Where their strength and resolve was tested for millenia as the Agriguard, the Phoenix Legion has entered and era of refinement and reorganization. Their tactics are heavily influenced by the Red Talons, relying on vehicles and warmachines to face the brunt of the enemy. Their success against impossible odds in the Blight has also influenced their default strategies as well, moving in as mechanized infantry in the wake of heavy orbital bombardment to mop up what scum remains on the scorched battlefield. But simple adherence to old wisdom is behind them, and the chapter has begun to reevaluate each and every battlefield practice they once held dear.
The chapter has specific strategies for dealing with a number of threats, but most begin with orbital bombardment and end with sweeping advances to clean up survivors. On swarmed opponents like Tyranids or Orks the chapter fleet glass entire warzones, knowing most of the strategic assets under their control will already have been destroyed, before moving slowly through the wreckage to exterminate what remains. On more more refined enemies like Aeldari or Tau, artillery cruisers will deploy rapidly to orbit and focus their fire on key strategic locations before swift vehicle advances attempt to overwhelm and overpower the remaining ground forces.
In all cases, the strategies the Phoenix Legion employs will always keep their marines as close to support assets as possible. This is because the recovery of each progenoid is paramount, leading to a large corps of medical staff that accompany each platoon into battle. Most often, it is easier to bring support assets along with main battle groups than to keep lines back; made even more easier by the vehicle-mounted movements the chapter normally employs.

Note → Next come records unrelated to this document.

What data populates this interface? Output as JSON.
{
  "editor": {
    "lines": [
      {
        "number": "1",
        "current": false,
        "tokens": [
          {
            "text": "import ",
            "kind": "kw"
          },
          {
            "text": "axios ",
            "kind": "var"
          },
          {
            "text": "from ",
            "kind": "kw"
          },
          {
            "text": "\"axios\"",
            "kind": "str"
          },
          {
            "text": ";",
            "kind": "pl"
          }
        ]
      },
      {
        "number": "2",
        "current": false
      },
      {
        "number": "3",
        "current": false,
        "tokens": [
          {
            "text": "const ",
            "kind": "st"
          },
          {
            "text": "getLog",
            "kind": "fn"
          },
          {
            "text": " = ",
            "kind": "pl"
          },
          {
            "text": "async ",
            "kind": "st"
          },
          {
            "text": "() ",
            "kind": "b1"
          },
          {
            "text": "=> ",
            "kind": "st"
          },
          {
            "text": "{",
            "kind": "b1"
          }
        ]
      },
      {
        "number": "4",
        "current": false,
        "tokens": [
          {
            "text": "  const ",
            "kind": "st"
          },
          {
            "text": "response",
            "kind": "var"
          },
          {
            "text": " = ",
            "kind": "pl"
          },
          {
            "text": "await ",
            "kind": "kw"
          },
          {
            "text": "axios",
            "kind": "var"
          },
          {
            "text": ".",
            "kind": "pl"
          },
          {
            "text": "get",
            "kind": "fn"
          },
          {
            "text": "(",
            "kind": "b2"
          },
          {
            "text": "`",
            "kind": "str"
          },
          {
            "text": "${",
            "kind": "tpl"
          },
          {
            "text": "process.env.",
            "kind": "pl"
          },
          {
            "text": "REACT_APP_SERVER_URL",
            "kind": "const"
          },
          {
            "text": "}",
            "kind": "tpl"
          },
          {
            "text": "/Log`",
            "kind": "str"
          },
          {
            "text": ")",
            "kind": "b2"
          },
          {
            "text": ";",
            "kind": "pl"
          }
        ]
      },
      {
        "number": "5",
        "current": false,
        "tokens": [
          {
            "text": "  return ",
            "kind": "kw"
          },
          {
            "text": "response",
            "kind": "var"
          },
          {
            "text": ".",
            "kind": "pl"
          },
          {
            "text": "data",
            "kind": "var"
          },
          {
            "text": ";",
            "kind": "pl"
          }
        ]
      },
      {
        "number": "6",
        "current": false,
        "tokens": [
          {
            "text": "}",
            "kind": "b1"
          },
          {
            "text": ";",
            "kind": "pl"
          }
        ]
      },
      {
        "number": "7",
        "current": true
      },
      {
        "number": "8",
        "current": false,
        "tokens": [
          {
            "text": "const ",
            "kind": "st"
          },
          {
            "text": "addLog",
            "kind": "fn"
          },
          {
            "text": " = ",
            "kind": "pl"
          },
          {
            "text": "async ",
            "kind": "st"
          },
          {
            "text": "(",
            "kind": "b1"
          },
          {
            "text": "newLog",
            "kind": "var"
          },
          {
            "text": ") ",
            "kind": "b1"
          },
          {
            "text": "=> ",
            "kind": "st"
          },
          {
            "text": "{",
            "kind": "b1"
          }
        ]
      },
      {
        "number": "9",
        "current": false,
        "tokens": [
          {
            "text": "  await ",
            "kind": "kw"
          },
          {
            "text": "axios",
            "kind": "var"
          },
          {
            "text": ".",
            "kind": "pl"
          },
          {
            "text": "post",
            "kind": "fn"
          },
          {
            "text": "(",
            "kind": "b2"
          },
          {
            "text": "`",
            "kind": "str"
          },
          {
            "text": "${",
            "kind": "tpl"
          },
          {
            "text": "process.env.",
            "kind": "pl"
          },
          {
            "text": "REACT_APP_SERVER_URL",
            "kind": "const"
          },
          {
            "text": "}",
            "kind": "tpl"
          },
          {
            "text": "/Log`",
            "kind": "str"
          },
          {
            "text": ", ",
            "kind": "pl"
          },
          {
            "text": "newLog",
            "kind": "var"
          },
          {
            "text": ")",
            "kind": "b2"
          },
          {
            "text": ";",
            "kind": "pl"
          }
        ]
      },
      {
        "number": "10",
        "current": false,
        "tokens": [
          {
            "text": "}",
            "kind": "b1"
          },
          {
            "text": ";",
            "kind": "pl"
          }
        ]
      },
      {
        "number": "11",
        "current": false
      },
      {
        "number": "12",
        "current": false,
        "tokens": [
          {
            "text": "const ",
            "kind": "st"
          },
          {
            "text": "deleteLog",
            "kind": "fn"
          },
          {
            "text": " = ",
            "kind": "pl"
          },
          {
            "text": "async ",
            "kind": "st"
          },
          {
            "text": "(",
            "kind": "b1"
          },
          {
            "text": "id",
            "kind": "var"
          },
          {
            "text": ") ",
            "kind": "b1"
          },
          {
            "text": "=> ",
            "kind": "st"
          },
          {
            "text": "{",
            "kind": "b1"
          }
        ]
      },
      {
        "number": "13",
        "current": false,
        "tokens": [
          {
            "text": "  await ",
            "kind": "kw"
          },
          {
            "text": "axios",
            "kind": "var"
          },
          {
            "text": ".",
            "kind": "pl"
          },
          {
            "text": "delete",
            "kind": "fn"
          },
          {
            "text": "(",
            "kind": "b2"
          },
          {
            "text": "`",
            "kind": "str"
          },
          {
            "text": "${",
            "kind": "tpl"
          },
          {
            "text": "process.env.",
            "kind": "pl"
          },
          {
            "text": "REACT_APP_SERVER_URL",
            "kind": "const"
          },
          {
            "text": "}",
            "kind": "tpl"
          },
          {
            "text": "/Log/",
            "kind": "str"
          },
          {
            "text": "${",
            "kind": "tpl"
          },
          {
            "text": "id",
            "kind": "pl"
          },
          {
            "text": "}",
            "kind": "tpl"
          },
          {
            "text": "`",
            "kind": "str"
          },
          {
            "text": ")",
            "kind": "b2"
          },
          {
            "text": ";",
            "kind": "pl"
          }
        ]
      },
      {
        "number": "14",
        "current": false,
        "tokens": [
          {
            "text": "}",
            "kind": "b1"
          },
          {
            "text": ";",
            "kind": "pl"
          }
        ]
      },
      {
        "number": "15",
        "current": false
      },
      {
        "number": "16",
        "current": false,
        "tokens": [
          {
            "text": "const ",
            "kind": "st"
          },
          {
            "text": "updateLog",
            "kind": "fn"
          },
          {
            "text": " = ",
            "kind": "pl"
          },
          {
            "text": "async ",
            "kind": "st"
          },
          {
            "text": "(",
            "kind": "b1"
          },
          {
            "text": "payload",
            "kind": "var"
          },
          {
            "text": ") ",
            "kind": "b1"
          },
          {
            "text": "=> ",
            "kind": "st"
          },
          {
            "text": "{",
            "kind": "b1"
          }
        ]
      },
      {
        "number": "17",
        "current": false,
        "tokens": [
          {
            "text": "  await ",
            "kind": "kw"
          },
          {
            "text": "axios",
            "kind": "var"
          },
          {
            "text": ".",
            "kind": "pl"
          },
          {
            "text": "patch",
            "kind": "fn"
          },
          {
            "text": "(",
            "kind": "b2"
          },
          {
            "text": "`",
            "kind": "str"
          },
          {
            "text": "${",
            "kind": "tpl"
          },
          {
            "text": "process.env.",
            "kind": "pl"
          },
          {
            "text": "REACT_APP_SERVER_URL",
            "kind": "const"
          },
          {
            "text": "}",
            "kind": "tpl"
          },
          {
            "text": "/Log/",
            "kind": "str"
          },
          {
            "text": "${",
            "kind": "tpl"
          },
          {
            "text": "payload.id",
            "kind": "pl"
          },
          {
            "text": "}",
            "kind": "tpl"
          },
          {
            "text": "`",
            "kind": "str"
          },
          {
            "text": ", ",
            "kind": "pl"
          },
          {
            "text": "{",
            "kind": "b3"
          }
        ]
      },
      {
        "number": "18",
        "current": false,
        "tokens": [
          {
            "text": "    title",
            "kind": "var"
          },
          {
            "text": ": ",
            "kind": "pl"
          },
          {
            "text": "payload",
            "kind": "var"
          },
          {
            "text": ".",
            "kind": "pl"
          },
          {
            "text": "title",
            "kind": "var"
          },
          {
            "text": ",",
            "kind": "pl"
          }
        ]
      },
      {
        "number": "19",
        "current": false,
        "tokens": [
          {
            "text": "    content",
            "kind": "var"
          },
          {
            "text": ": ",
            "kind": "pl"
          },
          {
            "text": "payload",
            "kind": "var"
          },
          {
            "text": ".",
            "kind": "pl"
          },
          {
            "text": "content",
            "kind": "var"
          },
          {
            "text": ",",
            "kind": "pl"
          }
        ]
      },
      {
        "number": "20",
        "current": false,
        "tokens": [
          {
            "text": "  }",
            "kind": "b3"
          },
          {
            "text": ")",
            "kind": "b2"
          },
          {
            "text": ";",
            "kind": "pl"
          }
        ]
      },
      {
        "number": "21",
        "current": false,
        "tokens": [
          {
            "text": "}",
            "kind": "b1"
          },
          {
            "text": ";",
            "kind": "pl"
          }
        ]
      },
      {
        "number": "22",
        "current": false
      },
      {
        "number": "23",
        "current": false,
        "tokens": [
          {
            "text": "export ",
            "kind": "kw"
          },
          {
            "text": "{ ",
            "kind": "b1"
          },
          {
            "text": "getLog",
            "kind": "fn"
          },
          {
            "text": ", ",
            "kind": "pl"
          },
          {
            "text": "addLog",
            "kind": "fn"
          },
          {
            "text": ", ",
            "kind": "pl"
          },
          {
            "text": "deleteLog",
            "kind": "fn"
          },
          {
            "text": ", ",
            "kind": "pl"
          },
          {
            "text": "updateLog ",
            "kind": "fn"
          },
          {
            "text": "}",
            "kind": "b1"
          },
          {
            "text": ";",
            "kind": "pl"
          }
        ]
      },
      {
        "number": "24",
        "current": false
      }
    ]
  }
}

These tactics have proven consistently successful and easily adapted to suit new threats the chapter faces, but commanders are always weary of enemies ready for their common tactics and look for opportunities to experiment with new methods and strategies.
Somewhat unorthodox, the Phoenix Legion has modified their chapter structure to better suite their tactical fluidity. In their current state, each company is expected to fulfil any role necessary to take control of a warzone and eradicate the enemy. Because of these expectations each company requires significant equipment and support to perform its combat operations, which in turn requires clear communication with other Imperial military factions.
Battle Companies 1-10
The 11th Company [The Torchmen]
Edited by FoxLGV, 13 September 2019 - 02:06 AM.